What does this have to do with Mars? Everything! The martian rovers, as an example, carry a set of filters with them. These filters are designed to maximize the science returned from Spirit and Opportunity. They are not really designed to make a "true color" picture; that is, what you would see if you were standing on Mars. When the images from Mars are returned to Earth, and then processed to make a color image, what you are seeing at best is an approximation to what your eye can see. In reality, it may be very different. The filters on the rovers do not correspond to the color sensitivity of the human eye. Some of the filters only let through infra-red light, which is invisible to our eyes!
To make these single-filter images into a color composite is not easy. If the red filter lets in less total light than the blue, you need to compensate for that when you add the images together. If the red filter is wider (lets in a wider range of reds) than the blue filter, you have to compensate for that, and so on.
If you listen to the pseudoscientists, then you will think that NASA is guilty of some sort of horrible conspiracy, possibly of trying to turn the sky of Earth into pink lemonade. In reality, though, the explanation is somewhat less sinister.
In the first picture, the blue tab looks blue because it reflects blue light. It absorbs the red and green, only letting blue light bounce off it and into our eyes. However, it turns out the paint used for the blue tab also reflects light in the infrared. Since we can't see that with our eyes, it still looks blue.
But one of the cameras onboard the rover can detect infrared. So when it looks at the blue tab, it sees blue coming from it, as well as infrared. In the infrared filter, that blue tab is actually quite bright.

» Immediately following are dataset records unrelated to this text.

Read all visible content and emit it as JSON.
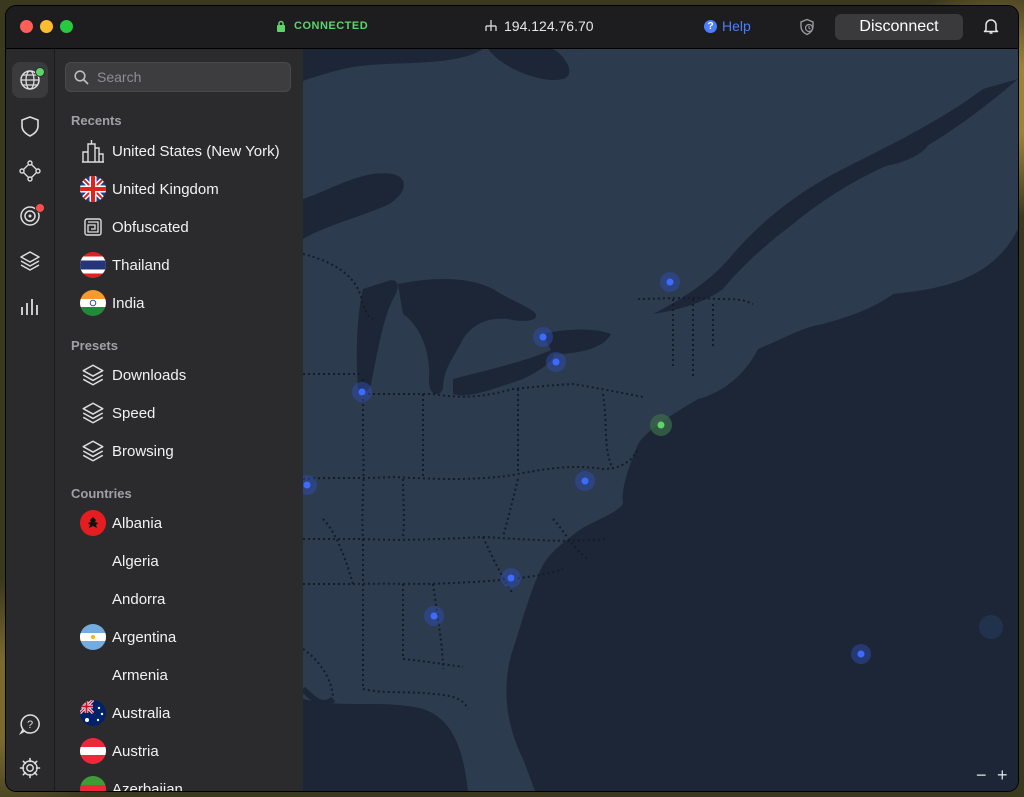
{
  "titlebar": {
    "status": "CONNECTED",
    "ip": "194.124.76.70",
    "help": "Help",
    "disconnect": "Disconnect"
  },
  "rail": {
    "items": [
      "globe-icon",
      "shield-icon",
      "meshnet-icon",
      "target-icon",
      "layers-icon",
      "stats-icon"
    ],
    "bottom": [
      "help-icon",
      "gear-icon"
    ]
  },
  "search": {
    "placeholder": "Search"
  },
  "recents": {
    "title": "Recents",
    "items": [
      {
        "label": "United States (New York)",
        "icon": "city-icon"
      },
      {
        "label": "United Kingdom",
        "icon": "uk-flag"
      },
      {
        "label": "Obfuscated",
        "icon": "obfuscated-icon"
      },
      {
        "label": "Thailand",
        "icon": "thailand-flag"
      },
      {
        "label": "India",
        "icon": "india-flag"
      }
    ]
  },
  "presets": {
    "title": "Presets",
    "items": [
      {
        "label": "Downloads",
        "icon": "layers-icon"
      },
      {
        "label": "Speed",
        "icon": "layers-icon"
      },
      {
        "label": "Browsing",
        "icon": "layers-icon"
      }
    ]
  },
  "countries": {
    "title": "Countries",
    "items": [
      {
        "label": "Albania",
        "icon": "albania-flag"
      },
      {
        "label": "Algeria",
        "icon": ""
      },
      {
        "label": "Andorra",
        "icon": ""
      },
      {
        "label": "Argentina",
        "icon": "argentina-flag"
      },
      {
        "label": "Armenia",
        "icon": ""
      },
      {
        "label": "Australia",
        "icon": "australia-flag"
      },
      {
        "label": "Austria",
        "icon": "austria-flag"
      },
      {
        "label": "Azerbaijan",
        "icon": "azerbaijan-flag"
      }
    ]
  },
  "map": {
    "zoom_out": "−",
    "zoom_in": "+",
    "colors": {
      "land": "#2c3b4e",
      "water": "#1c2636",
      "server": "#3d6bff",
      "connected": "#5fd36a"
    }
  }
}
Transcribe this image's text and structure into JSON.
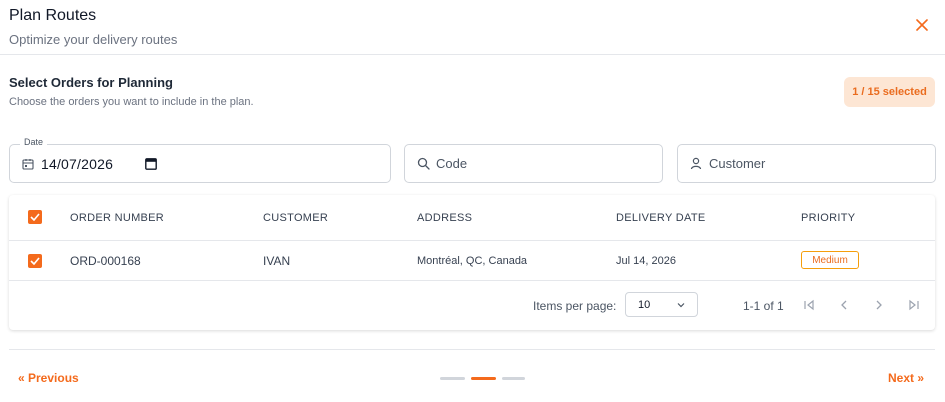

When that infrared filter greyscale image is used to construct a color image, the blue tab turns pink. It's not "really" pink. But then, in the other picture it's not really that exact color of blue either. Remember, the color is only an approximation.
This is why the colors in the images are a bit weird at times. Sometimes, the infrared filters are used. Other times, the way the three-color image was constructed may be too heavy in the red, or the blue, distorting the colors. Worse, as lighting changes, so do the colors! When the Sun is high, the colors look different than when it is low. The amount of dust in the air ruins the color balance as well. Even worse, dust scatters light. The sky near the Sun looks bluer in images from Mars because the dust in the air "forward-scatters" blue light; in other words it takes blue light from the Sun and focuses it more toward the camera. The sky near the Sun looks bluer, and farther away it looks redder. Light reflecting off the rocks can also suffer from all sorts of color imbalances too.
All these effects make interpreting the color pictures from Mars (or any digital scientific camera) extremely difficult to do. It ironically makes it easy for people like Hoagland to bamboozle the public into thinking some conspiracy is afoot. With my years of experience in astronomical image processing, I can see how Hoagland either doesn't understand color image processing, or doesn't want you to understand it.
Either way, it pays not to jump to conclusions. When Hoagland makes a claim, it does pay to think about it carefully, and find outside sources. Things will be much clearer, once you see the whole picture.